Migrants in the Italian Underground Economy


This paper focuses on the typical paths of migrants’ insertion in the informal economy in Italy. It begins with a review of the international debate on the informal economy and ethnic business in order to evaluate the extent to which the current descriptive and explanatory models fit the specificity of the Italian case. When applied to the Italian context they overemphasize the relationship between the informal sector – characterized mainly by self‐employment and ethnic business – and the transformation of the formal labour market due to economic changes – the crisis of the fordist way of production, global restructuring of the manufacturing sector and so on. On the contrary, the underground economy is a long‐standing characteristic in Italy. It is an overall structural element of the Italian economy and a much more complex phenomenon than in other countries. For many reasons, migrants’ insertion in the informal economy in Italy does not produce a new trend but represents an element of continuity in the economic organization and involves documented and undocumented migrants as well as many types of Italian workers. On the other hand, this paper highlights the central role of the institutional framework – immigration policies and their implementation – in the context of the formal and actual constraints which inform immigrants’ strategies of incorporation into the formal/informal labour market. The implementation of the institutional framework, by different branches of the public administration and by the judicial system, interacts with immigrants’ economic strategies and generates mobile borders between different types of informal arrangements, as well as between the informal and illegal economy.

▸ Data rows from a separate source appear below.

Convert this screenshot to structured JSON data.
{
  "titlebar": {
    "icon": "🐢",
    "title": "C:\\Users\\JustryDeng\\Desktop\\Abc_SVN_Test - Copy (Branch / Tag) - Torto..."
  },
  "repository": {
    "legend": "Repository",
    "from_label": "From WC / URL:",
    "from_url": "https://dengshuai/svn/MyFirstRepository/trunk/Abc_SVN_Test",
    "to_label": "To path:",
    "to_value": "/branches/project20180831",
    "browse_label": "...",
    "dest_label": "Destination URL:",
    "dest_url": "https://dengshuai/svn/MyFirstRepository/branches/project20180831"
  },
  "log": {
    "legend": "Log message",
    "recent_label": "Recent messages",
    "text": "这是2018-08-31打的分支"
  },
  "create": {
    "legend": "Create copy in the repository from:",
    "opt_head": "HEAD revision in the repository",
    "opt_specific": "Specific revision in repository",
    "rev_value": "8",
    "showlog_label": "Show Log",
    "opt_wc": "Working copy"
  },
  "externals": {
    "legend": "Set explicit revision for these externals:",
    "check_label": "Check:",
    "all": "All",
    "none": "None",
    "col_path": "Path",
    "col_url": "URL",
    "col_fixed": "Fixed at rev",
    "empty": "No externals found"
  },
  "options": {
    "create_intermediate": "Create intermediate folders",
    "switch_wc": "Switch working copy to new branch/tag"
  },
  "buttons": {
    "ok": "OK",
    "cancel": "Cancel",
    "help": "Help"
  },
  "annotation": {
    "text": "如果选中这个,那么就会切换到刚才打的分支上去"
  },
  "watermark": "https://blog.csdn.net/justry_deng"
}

Taking into account the structural and geographical characteristics of each economic sector, the economic institutional framework, the legal framework and the decision‐making processes that produce them, it is possible to reconsider the concept of the informal economy and to re‐evaluate its role in the most important explanatory models.